You are here

Jesse Whipple House

-A A +A
1840s; dormer later. 1073 Great Rd. (at Simon Sayles Rd.)

It appears that the builder of the Doric distyle porch for the Smithfield Lime Rock Bank, with its simple side-lighted and transomed door, duplicated his effort here in a slightly grander manner. Whereas the bank is three bays, the Whipple House is five. Whereas the principal entablature under the bank's eaves appears only on front and rear elevations, here it occurs on all four sides, converting the simple side elevation gables into “pediments.” Whereas the hipped roof of the bank's entrance porch butts into its roof entablature, here more “correct” treatment of that element as a flat roof permits porch and eaves entablatures to fuse, the porch becoming more spacious thereby. The hipped dormer of the Whipple House (shingled, whereas the rest of the house is clapboarded) is a later enlargement. Hence the unusual total effect of the massing, more Virginia than New England, is accidental.

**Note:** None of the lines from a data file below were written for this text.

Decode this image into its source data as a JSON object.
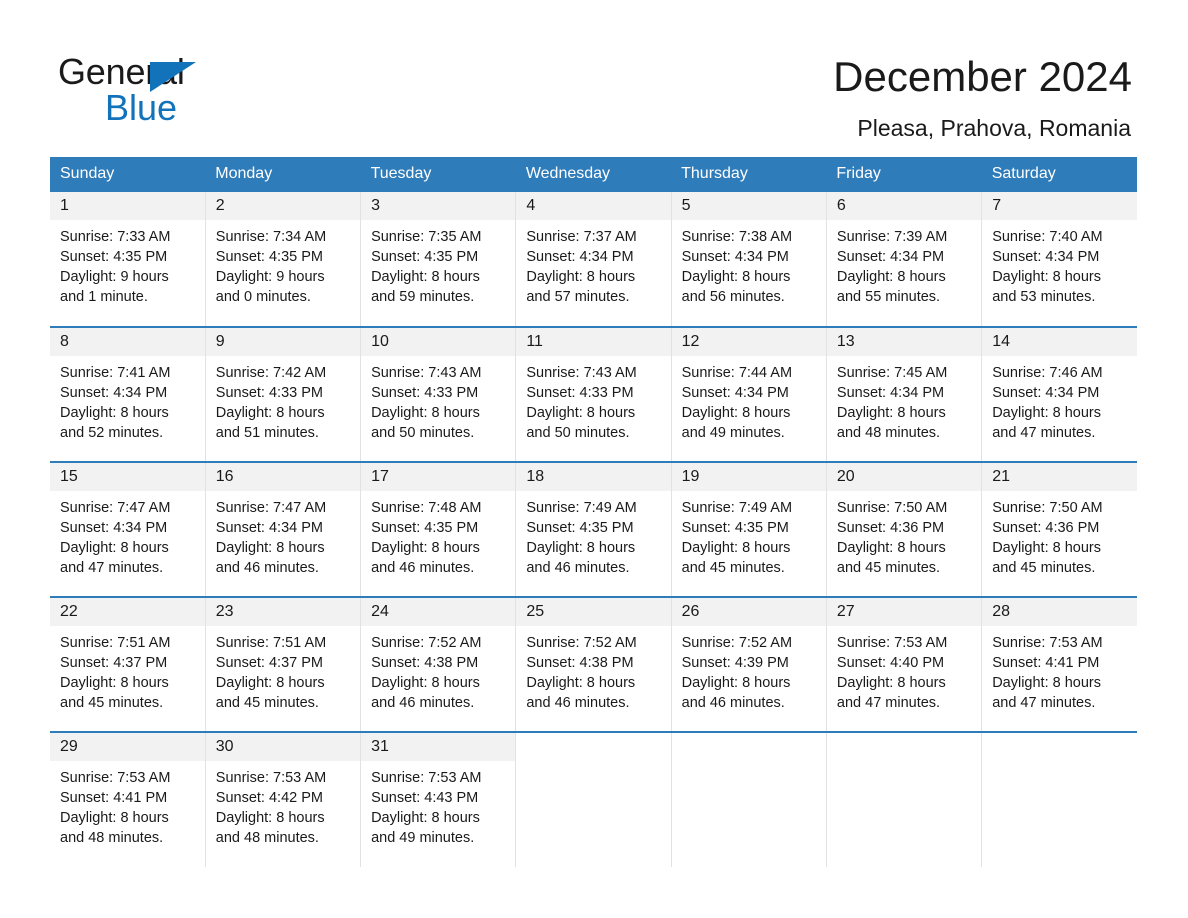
{
  "brand": {
    "name_part1": "General",
    "name_part2": "Blue",
    "accent_color": "#1273bb"
  },
  "header": {
    "title": "December 2024",
    "location": "Pleasa, Prahova, Romania"
  },
  "calendar": {
    "header_bg": "#2f7cba",
    "weekday_headers": [
      "Sunday",
      "Monday",
      "Tuesday",
      "Wednesday",
      "Thursday",
      "Friday",
      "Saturday"
    ],
    "weeks": [
      [
        {
          "day": "1",
          "sunrise": "Sunrise: 7:33 AM",
          "sunset": "Sunset: 4:35 PM",
          "daylight1": "Daylight: 9 hours",
          "daylight2": "and 1 minute."
        },
        {
          "day": "2",
          "sunrise": "Sunrise: 7:34 AM",
          "sunset": "Sunset: 4:35 PM",
          "daylight1": "Daylight: 9 hours",
          "daylight2": "and 0 minutes."
        },
        {
          "day": "3",
          "sunrise": "Sunrise: 7:35 AM",
          "sunset": "Sunset: 4:35 PM",
          "daylight1": "Daylight: 8 hours",
          "daylight2": "and 59 minutes."
        },
        {
          "day": "4",
          "sunrise": "Sunrise: 7:37 AM",
          "sunset": "Sunset: 4:34 PM",
          "daylight1": "Daylight: 8 hours",
          "daylight2": "and 57 minutes."
        },
        {
          "day": "5",
          "sunrise": "Sunrise: 7:38 AM",
          "sunset": "Sunset: 4:34 PM",
          "daylight1": "Daylight: 8 hours",
          "daylight2": "and 56 minutes."
        },
        {
          "day": "6",
          "sunrise": "Sunrise: 7:39 AM",
          "sunset": "Sunset: 4:34 PM",
          "daylight1": "Daylight: 8 hours",
          "daylight2": "and 55 minutes."
        },
        {
          "day": "7",
          "sunrise": "Sunrise: 7:40 AM",
          "sunset": "Sunset: 4:34 PM",
          "daylight1": "Daylight: 8 hours",
          "daylight2": "and 53 minutes."
        }
      ],
      [
        {
          "day": "8",
          "sunrise": "Sunrise: 7:41 AM",
          "sunset": "Sunset: 4:34 PM",
          "daylight1": "Daylight: 8 hours",
          "daylight2": "and 52 minutes."
        },
        {
          "day": "9",
          "sunrise": "Sunrise: 7:42 AM",
          "sunset": "Sunset: 4:33 PM",
          "daylight1": "Daylight: 8 hours",
          "daylight2": "and 51 minutes."
        },
        {
          "day": "10",
          "sunrise": "Sunrise: 7:43 AM",
          "sunset": "Sunset: 4:33 PM",
          "daylight1": "Daylight: 8 hours",
          "daylight2": "and 50 minutes."
        },
        {
          "day": "11",
          "sunrise": "Sunrise: 7:43 AM",
          "sunset": "Sunset: 4:33 PM",
          "daylight1": "Daylight: 8 hours",
          "daylight2": "and 50 minutes."
        },
        {
          "day": "12",
          "sunrise": "Sunrise: 7:44 AM",
          "sunset": "Sunset: 4:34 PM",
          "daylight1": "Daylight: 8 hours",
          "daylight2": "and 49 minutes."
        },
        {
          "day": "13",
          "sunrise": "Sunrise: 7:45 AM",
          "sunset": "Sunset: 4:34 PM",
          "daylight1": "Daylight: 8 hours",
          "daylight2": "and 48 minutes."
        },
        {
          "day": "14",
          "sunrise": "Sunrise: 7:46 AM",
          "sunset": "Sunset: 4:34 PM",
          "daylight1": "Daylight: 8 hours",
          "daylight2": "and 47 minutes."
        }
      ],
      [
        {
          "day": "15",
          "sunrise": "Sunrise: 7:47 AM",
          "sunset": "Sunset: 4:34 PM",
          "daylight1": "Daylight: 8 hours",
          "daylight2": "and 47 minutes."
        },
        {
          "day": "16",
          "sunrise": "Sunrise: 7:47 AM",
          "sunset": "Sunset: 4:34 PM",
          "daylight1": "Daylight: 8 hours",
          "daylight2": "and 46 minutes."
        },
        {
          "day": "17",
          "sunrise": "Sunrise: 7:48 AM",
          "sunset": "Sunset: 4:35 PM",
          "daylight1": "Daylight: 8 hours",
          "daylight2": "and 46 minutes."
        },
        {
          "day": "18",
          "sunrise": "Sunrise: 7:49 AM",
          "sunset": "Sunset: 4:35 PM",
          "daylight1": "Daylight: 8 hours",
          "daylight2": "and 46 minutes."
        },
        {
          "day": "19",
          "sunrise": "Sunrise: 7:49 AM",
          "sunset": "Sunset: 4:35 PM",
          "daylight1": "Daylight: 8 hours",
          "daylight2": "and 45 minutes."
        },
        {
          "day": "20",
          "sunrise": "Sunrise: 7:50 AM",
          "sunset": "Sunset: 4:36 PM",
          "daylight1": "Daylight: 8 hours",
          "daylight2": "and 45 minutes."
        },
        {
          "day": "21",
          "sunrise": "Sunrise: 7:50 AM",
          "sunset": "Sunset: 4:36 PM",
          "daylight1": "Daylight: 8 hours",
          "daylight2": "and 45 minutes."
        }
      ],
      [
        {
          "day": "22",
          "sunrise": "Sunrise: 7:51 AM",
          "sunset": "Sunset: 4:37 PM",
          "daylight1": "Daylight: 8 hours",
          "daylight2": "and 45 minutes."
        },
        {
          "day": "23",
          "sunrise": "Sunrise: 7:51 AM",
          "sunset": "Sunset: 4:37 PM",
          "daylight1": "Daylight: 8 hours",
          "daylight2": "and 45 minutes."
        },
        {
          "day": "24",
          "sunrise": "Sunrise: 7:52 AM",
          "sunset": "Sunset: 4:38 PM",
          "daylight1": "Daylight: 8 hours",
          "daylight2": "and 46 minutes."
        },
        {
          "day": "25",
          "sunrise": "Sunrise: 7:52 AM",
          "sunset": "Sunset: 4:38 PM",
          "daylight1": "Daylight: 8 hours",
          "daylight2": "and 46 minutes."
        },
        {
          "day": "26",
          "sunrise": "Sunrise: 7:52 AM",
          "sunset": "Sunset: 4:39 PM",
          "daylight1": "Daylight: 8 hours",
          "daylight2": "and 46 minutes."
        },
        {
          "day": "27",
          "sunrise": "Sunrise: 7:53 AM",
          "sunset": "Sunset: 4:40 PM",
          "daylight1": "Daylight: 8 hours",
          "daylight2": "and 47 minutes."
        },
        {
          "day": "28",
          "sunrise": "Sunrise: 7:53 AM",
          "sunset": "Sunset: 4:41 PM",
          "daylight1": "Daylight: 8 hours",
          "daylight2": "and 47 minutes."
        }
      ],
      [
        {
          "day": "29",
          "sunrise": "Sunrise: 7:53 AM",
          "sunset": "Sunset: 4:41 PM",
          "daylight1": "Daylight: 8 hours",
          "daylight2": "and 48 minutes."
        },
        {
          "day": "30",
          "sunrise": "Sunrise: 7:53 AM",
          "sunset": "Sunset: 4:42 PM",
          "daylight1": "Daylight: 8 hours",
          "daylight2": "and 48 minutes."
        },
        {
          "day": "31",
          "sunrise": "Sunrise: 7:53 AM",
          "sunset": "Sunset: 4:43 PM",
          "daylight1": "Daylight: 8 hours",
          "daylight2": "and 49 minutes."
        },
        {
          "day": "",
          "sunrise": "",
          "sunset": "",
          "daylight1": "",
          "daylight2": ""
        },
        {
          "day": "",
          "sunrise": "",
          "sunset": "",
          "daylight1": "",
          "daylight2": ""
        },
        {
          "day": "",
          "sunrise": "",
          "sunset": "",
          "daylight1": "",
          "daylight2": ""
        },
        {
          "day": "",
          "sunrise": "",
          "sunset": "",
          "daylight1": "",
          "daylight2": ""
        }
      ]
    ]
  }
}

Writing Credits

William H. Jordy et al.


What's Nearby


William H. Jordy et al., "Jesse Whipple House", [Lincoln, Rhode Island], SAH Archipedia, eds. Gabrielle Esperdy and Karen Kingsley, Charlottesville: UVaP, 2012—,

Print Source

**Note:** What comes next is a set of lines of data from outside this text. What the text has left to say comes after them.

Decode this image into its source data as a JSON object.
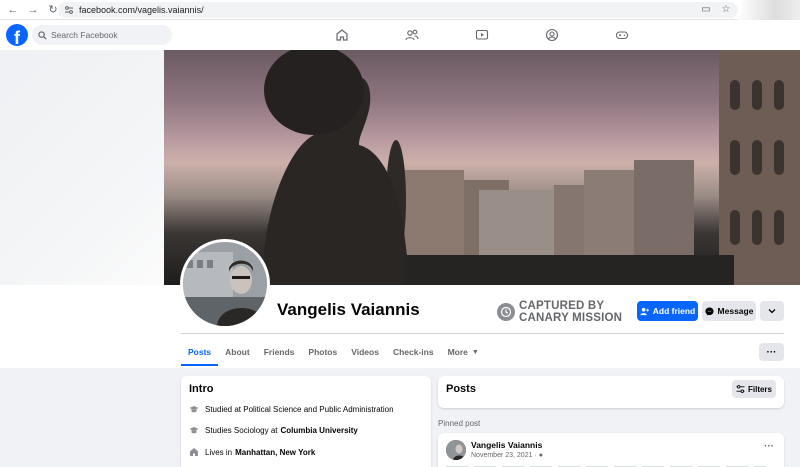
{
  "browser": {
    "url": "facebook.com/vagelis.vaiannis/"
  },
  "nav": {
    "logo_letter": "f",
    "search_placeholder": "Search Facebook"
  },
  "profile": {
    "name": "Vangelis Vaiannis",
    "badge_line1": "CAPTURED BY",
    "badge_line2": "CANARY MISSION",
    "add_friend_label": "Add friend",
    "message_label": "Message",
    "more_dots": "···"
  },
  "tabs": [
    {
      "label": "Posts"
    },
    {
      "label": "About"
    },
    {
      "label": "Friends"
    },
    {
      "label": "Photos"
    },
    {
      "label": "Videos"
    },
    {
      "label": "Check-ins"
    },
    {
      "label": "More"
    }
  ],
  "intro": {
    "title": "Intro",
    "items": [
      {
        "prefix": "Studied at Political Science and Public Administration",
        "bold": ""
      },
      {
        "prefix": "Studies Sociology at",
        "bold": "Columbia University"
      },
      {
        "prefix": "Lives in",
        "bold": "Manhattan, New York"
      }
    ]
  },
  "posts": {
    "title": "Posts",
    "filters_label": "Filters",
    "pinned_label": "Pinned post",
    "post_author": "Vangelis Vaiannis",
    "post_date": "November 23, 2021 ·",
    "post_menu": "···"
  },
  "colors": {
    "brand_blue": "#0866ff",
    "badge_gray": "#65676b"
  }
}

Buildings of Rhode Island, William H. Jordy, with Ronald J. Onorato and William McKenzie Woodward. New York: Oxford University Press, 2004, 201-201.

If SAH Archipedia has been useful to you, please consider supporting it.

SAH Archipedia tells the story of the United States through its buildings, landscapes, and cities. This freely available resource empowers the public with authoritative knowledge that deepens their understanding and appreciation of the built environment. But the Society of Architectural Historians, which created SAH Archipedia with University of Virginia Press, needs your support to maintain the high-caliber research, writing, photography, cartography, editing, design, and programming that make SAH Archipedia a trusted online resource available to all who value the history of place, heritage tourism, and learning.